Task to complete: Copy every line of the records below that holds the word "kind".
--- Data extract Enclosed Below ---
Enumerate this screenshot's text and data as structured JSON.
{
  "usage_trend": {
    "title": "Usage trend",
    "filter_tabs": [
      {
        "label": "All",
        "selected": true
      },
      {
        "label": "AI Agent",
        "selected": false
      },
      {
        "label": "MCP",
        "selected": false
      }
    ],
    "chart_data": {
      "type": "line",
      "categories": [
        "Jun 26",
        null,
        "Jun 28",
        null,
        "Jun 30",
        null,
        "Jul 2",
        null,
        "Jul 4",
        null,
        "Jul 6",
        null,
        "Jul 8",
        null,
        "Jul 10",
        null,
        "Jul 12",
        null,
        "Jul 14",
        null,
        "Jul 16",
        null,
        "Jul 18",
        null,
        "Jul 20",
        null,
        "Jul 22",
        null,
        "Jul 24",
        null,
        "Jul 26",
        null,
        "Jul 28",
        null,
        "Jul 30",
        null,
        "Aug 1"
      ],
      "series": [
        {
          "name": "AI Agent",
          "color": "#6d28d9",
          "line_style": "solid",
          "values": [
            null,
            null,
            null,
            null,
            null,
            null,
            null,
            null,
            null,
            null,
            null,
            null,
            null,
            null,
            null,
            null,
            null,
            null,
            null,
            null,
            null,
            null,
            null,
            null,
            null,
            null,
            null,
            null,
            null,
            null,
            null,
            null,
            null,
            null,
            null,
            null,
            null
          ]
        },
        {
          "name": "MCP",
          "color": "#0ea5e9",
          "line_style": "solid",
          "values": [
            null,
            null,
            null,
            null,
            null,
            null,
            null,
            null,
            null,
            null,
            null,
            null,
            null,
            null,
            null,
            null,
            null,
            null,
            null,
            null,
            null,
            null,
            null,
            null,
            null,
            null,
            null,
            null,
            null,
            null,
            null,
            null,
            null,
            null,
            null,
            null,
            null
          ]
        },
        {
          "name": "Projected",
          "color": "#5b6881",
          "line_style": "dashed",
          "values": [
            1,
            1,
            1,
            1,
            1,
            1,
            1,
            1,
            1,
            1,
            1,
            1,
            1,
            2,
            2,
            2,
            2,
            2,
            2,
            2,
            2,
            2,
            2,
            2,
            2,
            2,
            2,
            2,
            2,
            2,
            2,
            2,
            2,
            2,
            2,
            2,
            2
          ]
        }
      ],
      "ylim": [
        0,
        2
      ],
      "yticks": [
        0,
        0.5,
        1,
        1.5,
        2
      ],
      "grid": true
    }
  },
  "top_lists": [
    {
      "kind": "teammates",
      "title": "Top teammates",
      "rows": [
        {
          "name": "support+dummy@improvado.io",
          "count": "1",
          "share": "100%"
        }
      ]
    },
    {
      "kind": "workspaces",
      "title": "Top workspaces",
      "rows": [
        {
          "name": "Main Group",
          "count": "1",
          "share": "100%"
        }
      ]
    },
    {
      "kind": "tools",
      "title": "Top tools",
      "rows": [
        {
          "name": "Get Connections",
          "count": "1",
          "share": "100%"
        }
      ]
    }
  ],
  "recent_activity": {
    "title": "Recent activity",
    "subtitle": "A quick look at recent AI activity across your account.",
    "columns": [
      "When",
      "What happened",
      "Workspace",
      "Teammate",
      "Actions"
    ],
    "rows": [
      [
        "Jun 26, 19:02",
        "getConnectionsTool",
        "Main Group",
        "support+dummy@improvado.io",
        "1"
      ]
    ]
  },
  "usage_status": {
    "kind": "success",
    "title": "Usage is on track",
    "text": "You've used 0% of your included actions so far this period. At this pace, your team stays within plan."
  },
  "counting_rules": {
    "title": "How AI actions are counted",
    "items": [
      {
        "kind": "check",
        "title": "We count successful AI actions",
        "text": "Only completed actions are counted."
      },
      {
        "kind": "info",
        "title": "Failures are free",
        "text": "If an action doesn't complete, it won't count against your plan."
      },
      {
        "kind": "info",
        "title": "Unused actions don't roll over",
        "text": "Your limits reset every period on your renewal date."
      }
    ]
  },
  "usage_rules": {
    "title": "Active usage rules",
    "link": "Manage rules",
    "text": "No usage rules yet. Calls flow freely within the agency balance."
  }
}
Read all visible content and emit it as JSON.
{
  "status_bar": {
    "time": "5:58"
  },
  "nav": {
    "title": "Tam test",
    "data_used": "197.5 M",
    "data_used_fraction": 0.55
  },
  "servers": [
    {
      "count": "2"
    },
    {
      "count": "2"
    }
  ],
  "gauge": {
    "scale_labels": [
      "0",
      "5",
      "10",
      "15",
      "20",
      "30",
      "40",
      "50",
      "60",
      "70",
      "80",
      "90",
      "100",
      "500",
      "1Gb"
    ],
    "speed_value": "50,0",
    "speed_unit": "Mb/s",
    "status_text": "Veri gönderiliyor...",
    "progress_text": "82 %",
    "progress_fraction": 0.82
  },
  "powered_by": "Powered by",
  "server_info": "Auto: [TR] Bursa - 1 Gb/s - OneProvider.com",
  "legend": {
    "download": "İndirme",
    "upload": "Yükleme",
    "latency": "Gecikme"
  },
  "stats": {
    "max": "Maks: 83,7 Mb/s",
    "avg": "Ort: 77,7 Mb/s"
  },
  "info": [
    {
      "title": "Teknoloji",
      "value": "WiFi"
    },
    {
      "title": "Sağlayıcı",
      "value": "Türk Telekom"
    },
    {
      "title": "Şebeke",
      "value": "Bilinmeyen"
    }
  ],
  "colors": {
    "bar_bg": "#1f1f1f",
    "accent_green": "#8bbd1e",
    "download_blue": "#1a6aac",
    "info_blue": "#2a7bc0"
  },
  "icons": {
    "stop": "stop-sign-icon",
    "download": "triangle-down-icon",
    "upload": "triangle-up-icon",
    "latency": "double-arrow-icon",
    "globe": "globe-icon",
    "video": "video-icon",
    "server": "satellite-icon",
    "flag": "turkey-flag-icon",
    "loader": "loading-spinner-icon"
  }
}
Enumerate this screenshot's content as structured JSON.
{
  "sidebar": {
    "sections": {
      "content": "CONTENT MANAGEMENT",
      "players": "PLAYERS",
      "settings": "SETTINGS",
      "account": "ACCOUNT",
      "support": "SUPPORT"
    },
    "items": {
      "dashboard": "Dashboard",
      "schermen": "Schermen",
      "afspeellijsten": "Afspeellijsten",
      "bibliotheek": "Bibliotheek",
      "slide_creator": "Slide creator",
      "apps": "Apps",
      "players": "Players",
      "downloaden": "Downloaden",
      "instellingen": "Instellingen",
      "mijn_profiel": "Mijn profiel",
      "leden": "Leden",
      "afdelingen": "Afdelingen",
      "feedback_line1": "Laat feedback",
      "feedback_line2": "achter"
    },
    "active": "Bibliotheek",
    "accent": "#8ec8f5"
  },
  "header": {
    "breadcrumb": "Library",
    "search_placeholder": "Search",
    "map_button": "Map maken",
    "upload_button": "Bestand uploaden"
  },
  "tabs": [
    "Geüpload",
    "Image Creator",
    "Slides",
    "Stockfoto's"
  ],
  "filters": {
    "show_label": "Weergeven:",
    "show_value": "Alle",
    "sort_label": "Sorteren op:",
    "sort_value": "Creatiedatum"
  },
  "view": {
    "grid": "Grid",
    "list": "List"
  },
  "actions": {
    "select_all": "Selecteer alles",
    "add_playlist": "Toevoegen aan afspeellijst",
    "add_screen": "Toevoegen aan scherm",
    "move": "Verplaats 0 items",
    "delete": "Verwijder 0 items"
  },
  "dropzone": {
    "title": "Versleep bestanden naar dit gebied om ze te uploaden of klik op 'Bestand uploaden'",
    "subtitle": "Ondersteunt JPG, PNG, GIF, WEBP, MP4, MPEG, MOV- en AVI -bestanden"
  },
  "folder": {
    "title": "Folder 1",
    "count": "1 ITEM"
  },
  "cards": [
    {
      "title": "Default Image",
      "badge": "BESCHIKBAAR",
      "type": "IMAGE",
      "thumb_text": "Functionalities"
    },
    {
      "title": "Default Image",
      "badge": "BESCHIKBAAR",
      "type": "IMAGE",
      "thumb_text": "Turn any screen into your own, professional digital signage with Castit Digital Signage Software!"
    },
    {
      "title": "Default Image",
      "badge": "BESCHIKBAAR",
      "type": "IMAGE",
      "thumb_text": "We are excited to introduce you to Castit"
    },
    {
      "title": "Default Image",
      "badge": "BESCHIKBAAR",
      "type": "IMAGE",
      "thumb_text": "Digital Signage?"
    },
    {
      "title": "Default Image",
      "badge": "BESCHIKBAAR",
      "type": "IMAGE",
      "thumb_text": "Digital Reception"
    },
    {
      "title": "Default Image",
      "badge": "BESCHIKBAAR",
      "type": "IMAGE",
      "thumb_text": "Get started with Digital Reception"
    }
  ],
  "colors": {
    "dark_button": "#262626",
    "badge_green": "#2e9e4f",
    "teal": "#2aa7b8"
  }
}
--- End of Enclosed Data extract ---
Expected output:
      "kind": "teammates",
      "kind": "workspaces",
      "kind": "tools",
    "kind": "success",
        "kind": "check",
        "kind": "info",
        "kind": "info",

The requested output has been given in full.